The company culture incentive mechanism: Help us fulfill our need for self-respect and encourage our hard-working spirit. Organizational culture impact on millennials is based on three aspects. First, company culture and millennials must share common values and interests of performance. Second, cohesion, shared values and beliefs motivate us to get together and enhance the company’s collective sense of identity and belonging. The third is stimulation; an excellent company culture contributes to a healthy working environment for everyone improving work satisfaction, company pride, and employee initiative.

Lessons learned

I came to understand all this in the wake of our summer fiasco of 2015. For the 2016 summer internship, we hired four interns to help us with recruiting, marketing, and engineering. I knew enough of what not to do and was lucky to do all the right things, like one-on-one mentoring, professional and life coaching, spending quality time and otherwise investing in their personal lives. I have learned that managing millennials is about humility and caring a lot. This is not a testament of my own ability but the character of my awesome interns.

Our engineering interns, whom we let develop their own tools, asked for an offer to join us after graduating saying, “You guys are doing something real life.
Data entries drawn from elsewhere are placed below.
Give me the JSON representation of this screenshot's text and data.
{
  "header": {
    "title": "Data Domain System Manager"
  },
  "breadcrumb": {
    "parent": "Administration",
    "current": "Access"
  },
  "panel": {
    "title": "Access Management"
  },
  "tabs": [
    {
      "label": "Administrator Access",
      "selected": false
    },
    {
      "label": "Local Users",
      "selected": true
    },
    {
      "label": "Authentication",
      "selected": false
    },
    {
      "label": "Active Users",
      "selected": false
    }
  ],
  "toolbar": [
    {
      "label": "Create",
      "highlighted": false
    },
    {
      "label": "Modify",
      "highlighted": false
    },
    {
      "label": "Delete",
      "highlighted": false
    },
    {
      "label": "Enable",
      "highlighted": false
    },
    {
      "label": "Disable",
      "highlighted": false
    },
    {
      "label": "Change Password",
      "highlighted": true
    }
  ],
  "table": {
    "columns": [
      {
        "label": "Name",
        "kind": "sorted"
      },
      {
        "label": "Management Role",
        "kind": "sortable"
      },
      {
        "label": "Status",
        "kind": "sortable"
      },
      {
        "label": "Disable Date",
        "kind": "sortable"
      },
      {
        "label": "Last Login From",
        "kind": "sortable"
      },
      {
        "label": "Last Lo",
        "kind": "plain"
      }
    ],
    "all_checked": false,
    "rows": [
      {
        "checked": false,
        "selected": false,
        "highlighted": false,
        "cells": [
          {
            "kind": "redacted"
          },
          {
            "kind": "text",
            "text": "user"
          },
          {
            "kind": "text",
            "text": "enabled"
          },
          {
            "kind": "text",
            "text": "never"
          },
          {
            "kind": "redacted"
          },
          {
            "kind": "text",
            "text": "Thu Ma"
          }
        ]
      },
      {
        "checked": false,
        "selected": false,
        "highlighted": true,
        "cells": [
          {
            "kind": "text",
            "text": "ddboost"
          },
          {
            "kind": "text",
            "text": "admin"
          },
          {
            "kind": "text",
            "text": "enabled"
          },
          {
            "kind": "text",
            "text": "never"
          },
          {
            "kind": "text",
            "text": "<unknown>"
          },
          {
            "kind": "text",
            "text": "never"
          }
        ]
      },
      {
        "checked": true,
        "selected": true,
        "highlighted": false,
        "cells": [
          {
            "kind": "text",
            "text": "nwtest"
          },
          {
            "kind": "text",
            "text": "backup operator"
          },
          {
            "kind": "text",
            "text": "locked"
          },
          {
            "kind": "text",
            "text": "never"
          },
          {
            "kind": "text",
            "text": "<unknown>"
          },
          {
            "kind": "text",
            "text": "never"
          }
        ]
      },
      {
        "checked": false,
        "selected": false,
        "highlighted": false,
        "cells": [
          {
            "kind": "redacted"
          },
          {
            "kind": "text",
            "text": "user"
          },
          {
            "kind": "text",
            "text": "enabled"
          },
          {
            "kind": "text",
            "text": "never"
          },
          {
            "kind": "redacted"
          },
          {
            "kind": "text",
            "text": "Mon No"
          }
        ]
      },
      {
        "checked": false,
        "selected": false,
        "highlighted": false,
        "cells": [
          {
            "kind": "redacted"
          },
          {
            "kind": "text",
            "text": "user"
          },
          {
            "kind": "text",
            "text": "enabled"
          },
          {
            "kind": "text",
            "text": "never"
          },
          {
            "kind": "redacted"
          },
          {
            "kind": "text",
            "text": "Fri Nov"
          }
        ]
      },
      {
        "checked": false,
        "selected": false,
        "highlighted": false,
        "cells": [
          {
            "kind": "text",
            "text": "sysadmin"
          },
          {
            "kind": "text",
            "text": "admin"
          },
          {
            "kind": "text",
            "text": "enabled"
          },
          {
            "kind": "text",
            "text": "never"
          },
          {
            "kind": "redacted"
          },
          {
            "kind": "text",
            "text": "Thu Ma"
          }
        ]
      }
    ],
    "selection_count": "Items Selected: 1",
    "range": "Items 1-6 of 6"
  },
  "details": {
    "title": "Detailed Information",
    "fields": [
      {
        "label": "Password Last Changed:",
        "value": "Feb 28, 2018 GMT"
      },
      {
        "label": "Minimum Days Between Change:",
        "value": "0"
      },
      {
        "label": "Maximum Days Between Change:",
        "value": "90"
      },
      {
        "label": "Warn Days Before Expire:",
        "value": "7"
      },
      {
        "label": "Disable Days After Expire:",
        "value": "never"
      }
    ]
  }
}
I want in.”

Serena, our marketing intern did an excellent job promoting our tool and took on all aspects of customer service. One of our awesome beta partners told me, “I would have never known that Serena is an intern if you hadn’t told me… She made me feel very comfortable. Highest recommendations.” Needless to say, I am very proud of our interns.

Here’s to you interns! What a great end to the summer!

Ninh Tran
Ninh Tran is the Chief Relationship Builder of Hiretual, a “Recruiter’s Best Friend” and an AI recruiting platform of choice, built by recruiters for recruiters, that continually proves to make the Internet recruiting friendly and your life easier. Ninh is also a SourceConERE Media, and Recruiter.com author, and has spoken on various subjects such as “AI & the Future of Recruiting”, “Today’s Sourcing Technology and Skills”, “Recruiting Workflow Automation”, “Hacking Authentic Leadership for Growth”, and “Selling is Human in the Digital World” at University of California, Berkeley, Stanford University, and global TA conferences. As Cal alumni, Ninh founded Trucksome to help emerging local food economies thrive while creating thousands of jobs for the unemployed right here in the US. Then he went on to Google before co-founding an executive search firm HireTeamMate where he leads the business and recruiting operations that placed hundreds under one year before founding Hiretual.
 
Reach Ninh via Twitter: @NinhTran09